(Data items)
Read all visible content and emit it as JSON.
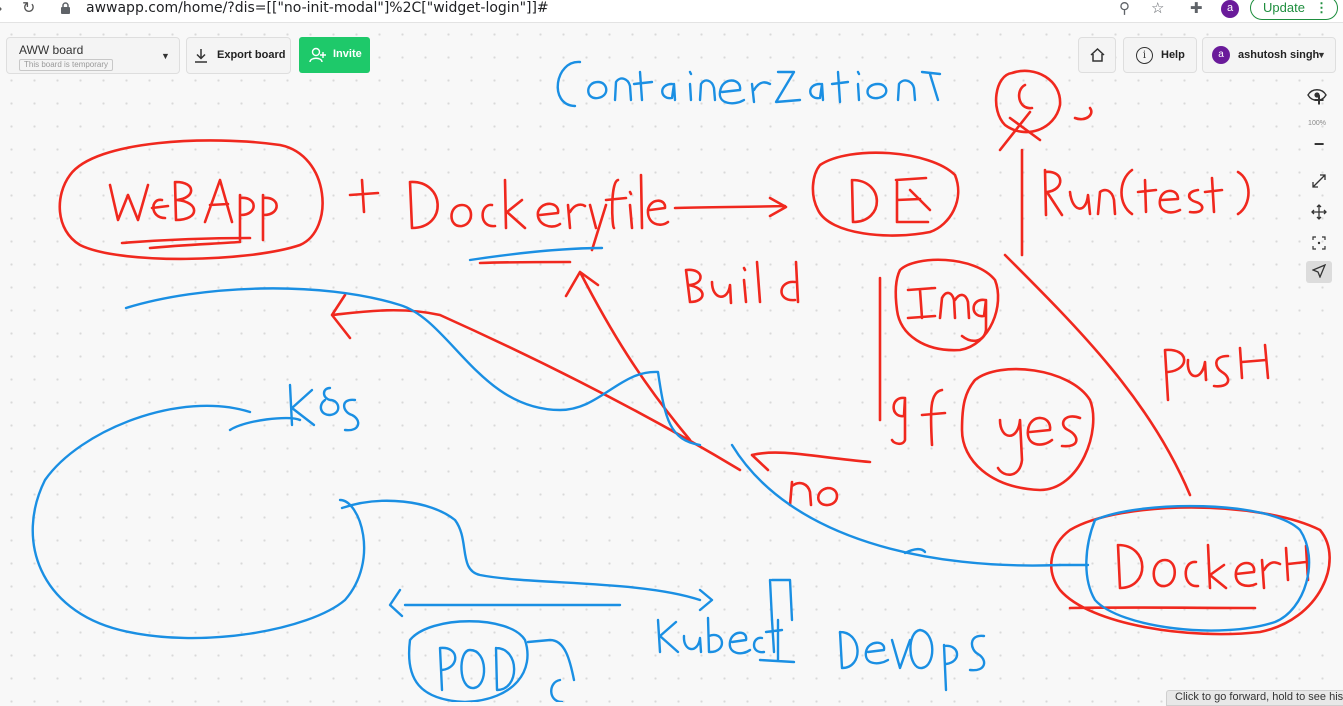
{
  "browser": {
    "url": "awwapp.com/home/?dis=[[\"no-init-modal\"]%2C[\"widget-login\"]]#",
    "profile_initial": "a",
    "update_label": "Update"
  },
  "toolbar": {
    "board_name": "AWW board",
    "board_note": "This board is temporary",
    "export_label": "Export board",
    "invite_label": "Invite",
    "help_label": "Help",
    "user_initial": "a",
    "user_name": "ashutosh singh"
  },
  "side_toolbar": {
    "zoom_level": "100%",
    "icons": [
      "eye-icon",
      "zoom-in-icon",
      "zoom-out-icon",
      "fullscreen-icon",
      "pan-icon",
      "fit-icon",
      "pointer-icon"
    ]
  },
  "status_bar": {
    "text": "Click to go forward, hold to see history"
  },
  "whiteboard": {
    "ink_colors": {
      "red": "#f0281e",
      "blue": "#1a8fe3"
    },
    "handwritten_text": [
      "Containerization",
      "WebApp",
      "+ Dockerfile",
      "DE",
      "Run(test)",
      "Build",
      "Img",
      "If",
      "yes",
      "PUSH",
      "No",
      "DockerHub",
      "K8S",
      "POD",
      "Kubectl",
      "DevOps"
    ]
  }
}
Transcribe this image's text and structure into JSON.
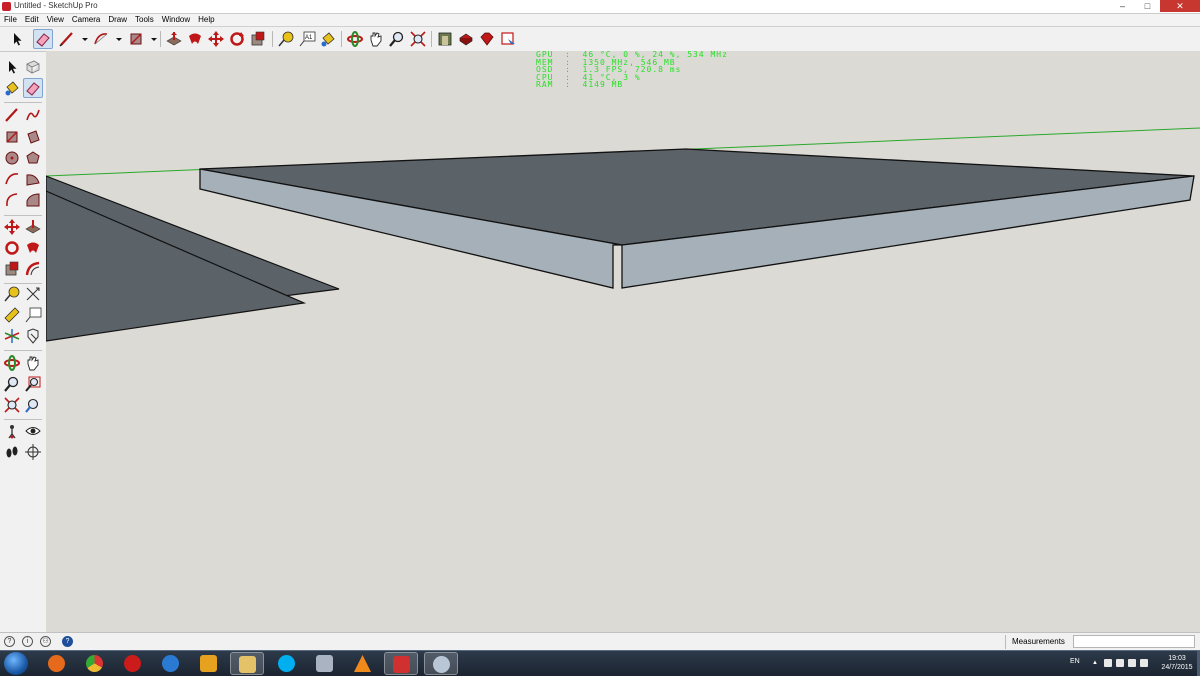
{
  "window": {
    "title": "Untitled - SketchUp Pro",
    "minimize": "–",
    "maximize": "□",
    "close": "✕"
  },
  "menu": [
    "File",
    "Edit",
    "View",
    "Camera",
    "Draw",
    "Tools",
    "Window",
    "Help"
  ],
  "toolbar": {
    "items": [
      {
        "name": "select-tool",
        "icon": "arrow"
      },
      {
        "name": "eraser-tool",
        "icon": "eraser",
        "active": true
      },
      {
        "name": "line-tool",
        "icon": "pencil"
      },
      {
        "name": "line-dropdown",
        "icon": "caret"
      },
      {
        "name": "arc-tool",
        "icon": "arc"
      },
      {
        "name": "arc-dropdown",
        "icon": "caret"
      },
      {
        "name": "rectangle-tool",
        "icon": "rectangle"
      },
      {
        "name": "rectangle-dropdown",
        "icon": "caret"
      },
      {
        "name": "push-pull-tool",
        "icon": "pushpull"
      },
      {
        "name": "follow-me-tool",
        "icon": "followme"
      },
      {
        "name": "move-tool",
        "icon": "move"
      },
      {
        "name": "rotate-tool",
        "icon": "rotate"
      },
      {
        "name": "scale-tool",
        "icon": "scale"
      },
      {
        "name": "tape-measure-tool",
        "icon": "tape"
      },
      {
        "name": "text-tool",
        "icon": "text",
        "label": "A1"
      },
      {
        "name": "paint-bucket-tool",
        "icon": "paint"
      },
      {
        "name": "orbit-tool",
        "icon": "orbit"
      },
      {
        "name": "pan-tool",
        "icon": "hand"
      },
      {
        "name": "zoom-tool",
        "icon": "zoom"
      },
      {
        "name": "zoom-extents-tool",
        "icon": "zoomext"
      },
      {
        "name": "3d-warehouse-button",
        "icon": "warehouse"
      },
      {
        "name": "extension-warehouse-button",
        "icon": "extension"
      },
      {
        "name": "ruby-button",
        "icon": "ruby"
      },
      {
        "name": "layout-button",
        "icon": "layout"
      }
    ]
  },
  "left_tools": [
    "select",
    "component",
    "paint",
    "eraser",
    "line",
    "freehand",
    "rectangle",
    "rotated-rectangle",
    "circle",
    "polygon",
    "arc",
    "pie",
    "2-point-arc",
    "3-point-arc",
    "move",
    "push-pull",
    "rotate",
    "follow-me",
    "scale",
    "offset",
    "tape-measure",
    "dimension",
    "protractor",
    "text",
    "axes",
    "3d-text",
    "orbit",
    "pan",
    "zoom",
    "zoom-window",
    "zoom-extents",
    "previous",
    "position-camera",
    "look-around",
    "walk",
    "section-plane"
  ],
  "hud": {
    "line1": "GPU  :  46 °C, 0 %, 24 %, 534 MHz",
    "line2": "MEM  :  1350 MHz, 546 MB",
    "line3": "OSD  :  1.3 FPS, 720.8 ms",
    "line4": "CPU  :  41 °C, 3 %",
    "line5": "RAM  :  4149 MB"
  },
  "statusbar": {
    "measurements_label": "Measurements",
    "measurements_value": ""
  },
  "taskbar": {
    "apps": [
      {
        "name": "firefox",
        "color": "#e56a1c"
      },
      {
        "name": "chrome",
        "color": "#3a9a3a"
      },
      {
        "name": "opera",
        "color": "#cc1b1b"
      },
      {
        "name": "internet-explorer",
        "color": "#2a7ad4"
      },
      {
        "name": "media-player",
        "color": "#e6a21f"
      },
      {
        "name": "file-explorer",
        "color": "#e3c268"
      },
      {
        "name": "skype",
        "color": "#00aff0"
      },
      {
        "name": "calculator",
        "color": "#a9b3c2"
      },
      {
        "name": "vlc",
        "color": "#f08a1a"
      },
      {
        "name": "sketchup",
        "color": "#d03030"
      },
      {
        "name": "paint-app",
        "color": "#b8c6d6"
      }
    ],
    "language": "EN",
    "time": "19:03",
    "date": "24/7/2015"
  }
}
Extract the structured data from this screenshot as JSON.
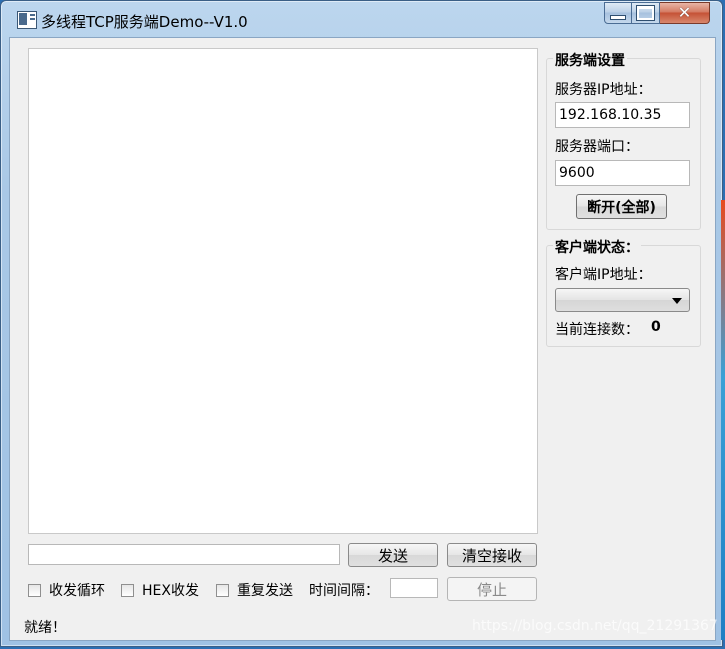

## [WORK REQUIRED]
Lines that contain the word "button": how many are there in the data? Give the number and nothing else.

## [TASK OUTPUT]
4